*Data section:*
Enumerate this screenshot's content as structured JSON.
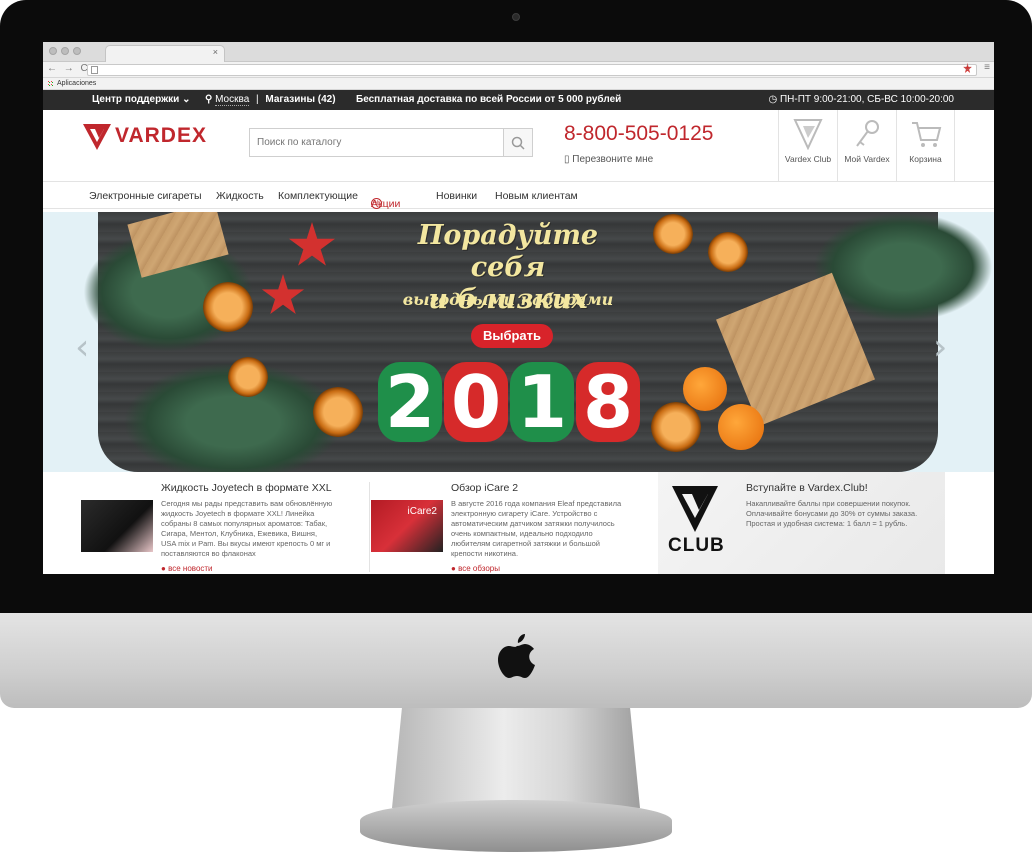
{
  "browser": {
    "tab_title": "",
    "bookmarks_label": "Aplicaciones"
  },
  "topbar": {
    "support": "Центр поддержки",
    "city": "Москва",
    "separator": "|",
    "stores": "Магазины",
    "stores_count": "(42)",
    "shipping": "Бесплатная доставка по всей России от 5 000 рублей",
    "hours": "ПН-ПТ 9:00-21:00, СБ-ВС 10:00-20:00"
  },
  "header": {
    "logo_text": "VARDEX",
    "search_placeholder": "Поиск по каталогу",
    "phone": "8-800-505-0125",
    "callback": "Перезвоните мне",
    "buttons": [
      {
        "label": "Vardex Club"
      },
      {
        "label": "Мой Vardex"
      },
      {
        "label": "Корзина"
      }
    ]
  },
  "nav": {
    "items": [
      "Электронные сигареты",
      "Жидкость",
      "Комплектующие",
      "Акции",
      "Новинки",
      "Новым клиентам"
    ]
  },
  "banner": {
    "title_line1": "Порадуйте себя",
    "title_line2": "и близких",
    "subtitle": "выгодными наборами",
    "button": "Выбрать",
    "year": [
      "2",
      "0",
      "1",
      "8"
    ]
  },
  "news": [
    {
      "title": "Жидкость Joyetech в формате XXL",
      "text": "Сегодня мы рады представить вам обновлённую жидкость Joyetech в формате XXL! Линейка собраны 8 самых популярных ароматов: Табак, Сигара, Ментол, Клубника, Ежевика, Вишня, USA mix и Pam. Вы вкусы имеют крепость 0 мг и поставляются во флаконах",
      "link": "все новости"
    },
    {
      "title": "Обзор iCare 2",
      "thumb_label": "iCare2",
      "text": "В августе 2016 года компания Eleaf представила электронную сигарету iCare. Устройство с автоматическим датчиком затяжки получилось очень компактным, идеально подходило любителям сигаретной затяжки и большой крепости никотина.",
      "link": "все обзоры"
    }
  ],
  "club": {
    "title": "Вступайте в Vardex.Club!",
    "text": "Накапливайте баллы при совершении покупок. Оплачивайте бонусами до 30% от суммы заказа. Простая и удобная система: 1 балл = 1 рубль.",
    "logo_word": "CLUB"
  },
  "colors": {
    "brand_red": "#c0272d",
    "topbar_bg": "#2b2b2b",
    "banner_bg": "#e3f1f6"
  }
}
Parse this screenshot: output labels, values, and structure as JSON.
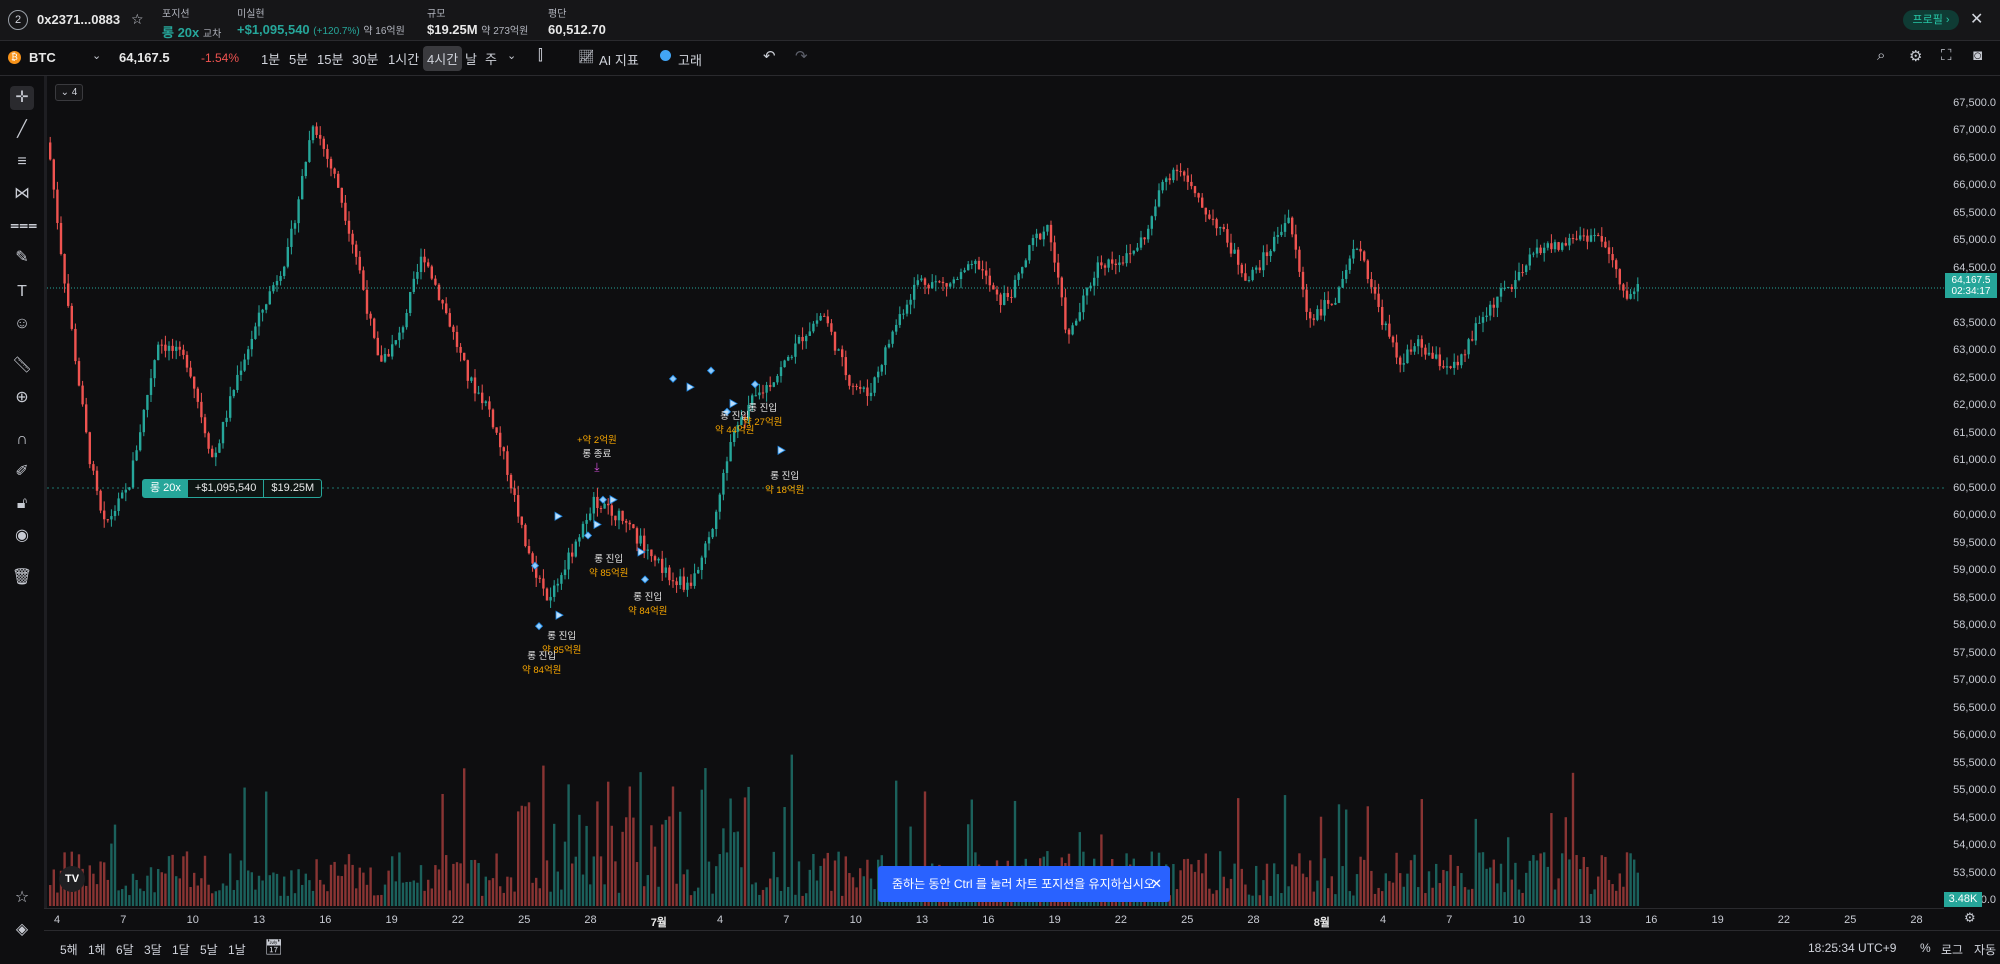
{
  "header": {
    "badge": "2",
    "account": "0x2371...0883",
    "position_label": "포지션",
    "position_value": "롱 20x",
    "position_mode": "교차",
    "pnl_label": "미실현",
    "pnl_value": "+$1,095,540",
    "pnl_pct": "(+120.7%)",
    "pnl_krw": "약 16억원",
    "size_label": "규모",
    "size_value": "$19.25M",
    "size_krw": "약 273억원",
    "avg_label": "평단",
    "avg_value": "60,512.70",
    "profile_label": "프로필 ›",
    "close_icon": "close-icon"
  },
  "toolbar": {
    "symbol": "BTC",
    "price": "64,167.5",
    "change": "-1.54%",
    "timeframes": [
      "1분",
      "5분",
      "15분",
      "30분",
      "1시간",
      "4시간",
      "날",
      "주"
    ],
    "active_timeframe": "4시간",
    "indicator_label": "AI 지표",
    "whale_label": "고래"
  },
  "chart": {
    "collapse_label": "4",
    "position_tag": {
      "side": "롱 20x",
      "pnl": "+$1,095,540",
      "size": "$19.25M"
    },
    "current_price": "64,167.5",
    "countdown": "02:34:17",
    "volume_tag": "3.48K",
    "price_ticks": [
      "67,500.0",
      "67,000.0",
      "66,500.0",
      "66,000.0",
      "65,500.0",
      "65,000.0",
      "64,500.0",
      "63,500.0",
      "63,000.0",
      "62,500.0",
      "62,000.0",
      "61,500.0",
      "61,000.0",
      "60,500.0",
      "60,000.0",
      "59,500.0",
      "59,000.0",
      "58,500.0",
      "58,000.0",
      "57,500.0",
      "57,000.0",
      "56,500.0",
      "56,000.0",
      "55,500.0",
      "55,000.0",
      "54,500.0",
      "54,000.0",
      "53,500.0",
      "53,000.0"
    ],
    "time_ticks": [
      "4",
      "7",
      "10",
      "13",
      "16",
      "19",
      "22",
      "25",
      "28",
      "7월",
      "4",
      "7",
      "10",
      "13",
      "16",
      "19",
      "22",
      "25",
      "28",
      "8월",
      "4",
      "7",
      "10",
      "13",
      "16",
      "19",
      "22",
      "25",
      "28"
    ],
    "annotations": [
      {
        "l1": "+약 2억원",
        "l2": "롱 종료"
      },
      {
        "l1": "롱 진입",
        "l2": "약 44억원"
      },
      {
        "l1": "롱 진입",
        "l2": "약 27억원"
      },
      {
        "l1": "롱 진입",
        "l2": "약 18억원"
      },
      {
        "l1": "롱 진입",
        "l2": "약 85억원"
      },
      {
        "l1": "롱 진입",
        "l2": "약 84억원"
      },
      {
        "l1": "롱 진입",
        "l2": "약 85억원"
      },
      {
        "l1": "롱 진입",
        "l2": "약 84억원"
      }
    ],
    "toast": "줌하는 동안 Ctrl 를 눌러 차트 포지션을 유지하십시오"
  },
  "bottom": {
    "ranges": [
      "5해",
      "1해",
      "6달",
      "3달",
      "1달",
      "5날",
      "1날"
    ],
    "clock": "18:25:34 UTC+9",
    "percent": "%",
    "log": "로그",
    "auto": "자동"
  },
  "colors": {
    "up": "#26a69a",
    "down": "#ef5350",
    "accent": "#2962ff"
  }
}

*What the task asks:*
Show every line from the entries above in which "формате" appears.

*Output:*
      "title": "Жидкость Joyetech в формате XXL",
      "text": "Сегодня мы рады представить вам обновлённую жидкость Joyetech в формате XXL! Линейка собраны 8 самых популярных ароматов: Табак, Сигара, Ментол, Клубника, Ежевика, Вишня, USA mix и Pam. Вы вкусы имеют крепость 0 мг и поставляются во флаконах",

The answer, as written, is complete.